» **Task description**
Would you output all the data exactly as it stands?

» **Data records for software interfaces**
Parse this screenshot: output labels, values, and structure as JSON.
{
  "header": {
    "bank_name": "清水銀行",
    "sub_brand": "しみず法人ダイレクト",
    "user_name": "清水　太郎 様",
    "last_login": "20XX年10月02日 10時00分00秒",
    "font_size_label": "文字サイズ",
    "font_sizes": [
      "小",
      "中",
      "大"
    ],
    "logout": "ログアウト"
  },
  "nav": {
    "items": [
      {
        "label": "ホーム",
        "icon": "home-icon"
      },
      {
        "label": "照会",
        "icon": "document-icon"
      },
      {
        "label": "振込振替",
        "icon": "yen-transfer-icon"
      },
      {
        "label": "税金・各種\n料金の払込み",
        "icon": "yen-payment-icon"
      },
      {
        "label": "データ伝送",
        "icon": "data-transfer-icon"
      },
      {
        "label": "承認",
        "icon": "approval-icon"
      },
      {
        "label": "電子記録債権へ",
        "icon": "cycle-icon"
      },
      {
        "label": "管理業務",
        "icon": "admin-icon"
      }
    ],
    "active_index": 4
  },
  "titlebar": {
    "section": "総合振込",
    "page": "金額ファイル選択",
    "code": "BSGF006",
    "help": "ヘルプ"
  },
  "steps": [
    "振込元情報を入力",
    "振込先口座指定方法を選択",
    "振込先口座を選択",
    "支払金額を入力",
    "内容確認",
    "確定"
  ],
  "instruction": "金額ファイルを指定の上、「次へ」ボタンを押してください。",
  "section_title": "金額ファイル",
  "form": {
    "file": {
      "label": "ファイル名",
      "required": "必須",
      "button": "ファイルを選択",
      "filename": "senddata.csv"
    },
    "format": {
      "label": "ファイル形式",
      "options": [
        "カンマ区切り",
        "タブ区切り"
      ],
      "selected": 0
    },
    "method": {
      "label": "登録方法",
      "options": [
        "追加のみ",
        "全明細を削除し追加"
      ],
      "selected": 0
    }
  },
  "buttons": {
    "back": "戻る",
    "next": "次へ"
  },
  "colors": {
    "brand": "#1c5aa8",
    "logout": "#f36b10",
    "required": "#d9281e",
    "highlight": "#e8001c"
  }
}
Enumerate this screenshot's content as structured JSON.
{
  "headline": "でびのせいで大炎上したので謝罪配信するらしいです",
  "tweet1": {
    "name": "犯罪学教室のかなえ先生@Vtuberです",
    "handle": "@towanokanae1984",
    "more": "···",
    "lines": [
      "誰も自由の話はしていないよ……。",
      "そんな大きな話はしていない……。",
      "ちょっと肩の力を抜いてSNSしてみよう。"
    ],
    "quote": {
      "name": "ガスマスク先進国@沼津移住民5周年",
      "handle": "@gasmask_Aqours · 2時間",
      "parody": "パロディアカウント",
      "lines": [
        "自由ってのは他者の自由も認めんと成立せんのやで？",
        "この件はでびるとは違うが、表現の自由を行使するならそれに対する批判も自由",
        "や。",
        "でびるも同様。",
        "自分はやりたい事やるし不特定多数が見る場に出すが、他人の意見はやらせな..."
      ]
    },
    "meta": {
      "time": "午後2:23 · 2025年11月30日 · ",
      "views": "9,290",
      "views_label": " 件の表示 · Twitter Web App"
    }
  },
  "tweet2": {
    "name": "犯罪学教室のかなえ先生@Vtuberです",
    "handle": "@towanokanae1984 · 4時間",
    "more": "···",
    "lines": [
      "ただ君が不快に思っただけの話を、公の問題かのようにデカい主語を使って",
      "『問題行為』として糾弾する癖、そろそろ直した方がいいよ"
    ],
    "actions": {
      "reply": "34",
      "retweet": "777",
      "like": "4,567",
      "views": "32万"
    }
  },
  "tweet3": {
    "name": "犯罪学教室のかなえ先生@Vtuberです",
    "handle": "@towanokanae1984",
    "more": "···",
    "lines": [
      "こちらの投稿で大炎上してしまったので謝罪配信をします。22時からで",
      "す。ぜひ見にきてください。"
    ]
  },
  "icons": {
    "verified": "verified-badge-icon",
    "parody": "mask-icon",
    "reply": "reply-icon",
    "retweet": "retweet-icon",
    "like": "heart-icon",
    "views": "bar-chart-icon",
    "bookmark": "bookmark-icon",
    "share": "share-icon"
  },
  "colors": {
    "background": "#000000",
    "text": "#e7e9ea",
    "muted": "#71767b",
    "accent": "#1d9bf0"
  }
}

» **Reply to the exercise**
Parse this screenshot: output labels, values, and structure as JSON.
{
  "header": {
    "bank_name": "清水銀行",
    "sub_brand": "しみず法人ダイレクト",
    "user_name": "清水　太郎 様",
    "last_login": "20XX年10月02日 10時00分00秒",
    "font_size_label": "文字サイズ",
    "font_sizes": [
      "小",
      "中",
      "大"
    ],
    "logout": "ログアウト"
  },
  "nav": {
    "items": [
      {
        "label": "ホーム",
        "icon": "home-icon"
      },
      {
        "label": "照会",
        "icon": "document-icon"
      },
      {
        "label": "振込振替",
        "icon": "yen-transfer-icon"
      },
      {
        "label": "税金・各種\n料金の払込み",
        "icon": "yen-payment-icon"
      },
      {
        "label": "データ伝送",
        "icon": "data-transfer-icon"
      },
      {
        "label": "承認",
        "icon": "approval-icon"
      },
      {
        "label": "電子記録債権へ",
        "icon": "cycle-icon"
      },
      {
        "label": "管理業務",
        "icon": "admin-icon"
      }
    ],
    "active_index": 4
  },
  "titlebar": {
    "section": "総合振込",
    "page": "金額ファイル選択",
    "code": "BSGF006",
    "help": "ヘルプ"
  },
  "steps": [
    "振込元情報を入力",
    "振込先口座指定方法を選択",
    "振込先口座を選択",
    "支払金額を入力",
    "内容確認",
    "確定"
  ],
  "instruction": "金額ファイルを指定の上、「次へ」ボタンを押してください。",
  "section_title": "金額ファイル",
  "form": {
    "file": {
      "label": "ファイル名",
      "required": "必須",
      "button": "ファイルを選択",
      "filename": "senddata.csv"
    },
    "format": {
      "label": "ファイル形式",
      "options": [
        "カンマ区切り",
        "タブ区切り"
      ],
      "selected": 0
    },
    "method": {
      "label": "登録方法",
      "options": [
        "追加のみ",
        "全明細を削除し追加"
      ],
      "selected": 0
    }
  },
  "buttons": {
    "back": "戻る",
    "next": "次へ"
  },
  "colors": {
    "brand": "#1c5aa8",
    "logout": "#f36b10",
    "required": "#d9281e",
    "highlight": "#e8001c"
  }
}
Enumerate this screenshot's content as structured JSON.
{
  "headline": "でびのせいで大炎上したので謝罪配信するらしいです",
  "tweet1": {
    "name": "犯罪学教室のかなえ先生@Vtuberです",
    "handle": "@towanokanae1984",
    "more": "···",
    "lines": [
      "誰も自由の話はしていないよ……。",
      "そんな大きな話はしていない……。",
      "ちょっと肩の力を抜いてSNSしてみよう。"
    ],
    "quote": {
      "name": "ガスマスク先進国@沼津移住民5周年",
      "handle": "@gasmask_Aqours · 2時間",
      "parody": "パロディアカウント",
      "lines": [
        "自由ってのは他者の自由も認めんと成立せんのやで？",
        "この件はでびるとは違うが、表現の自由を行使するならそれに対する批判も自由",
        "や。",
        "でびるも同様。",
        "自分はやりたい事やるし不特定多数が見る場に出すが、他人の意見はやらせな..."
      ]
    },
    "meta": {
      "time": "午後2:23 · 2025年11月30日 · ",
      "views": "9,290",
      "views_label": " 件の表示 · Twitter Web App"
    }
  },
  "tweet2": {
    "name": "犯罪学教室のかなえ先生@Vtuberです",
    "handle": "@towanokanae1984 · 4時間",
    "more": "···",
    "lines": [
      "ただ君が不快に思っただけの話を、公の問題かのようにデカい主語を使って",
      "『問題行為』として糾弾する癖、そろそろ直した方がいいよ"
    ],
    "actions": {
      "reply": "34",
      "retweet": "777",
      "like": "4,567",
      "views": "32万"
    }
  },
  "tweet3": {
    "name": "犯罪学教室のかなえ先生@Vtuberです",
    "handle": "@towanokanae1984",
    "more": "···",
    "lines": [
      "こちらの投稿で大炎上してしまったので謝罪配信をします。22時からで",
      "す。ぜひ見にきてください。"
    ]
  },
  "icons": {
    "verified": "verified-badge-icon",
    "parody": "mask-icon",
    "reply": "reply-icon",
    "retweet": "retweet-icon",
    "like": "heart-icon",
    "views": "bar-chart-icon",
    "bookmark": "bookmark-icon",
    "share": "share-icon"
  },
  "colors": {
    "background": "#000000",
    "text": "#e7e9ea",
    "muted": "#71767b",
    "accent": "#1d9bf0"
  }
}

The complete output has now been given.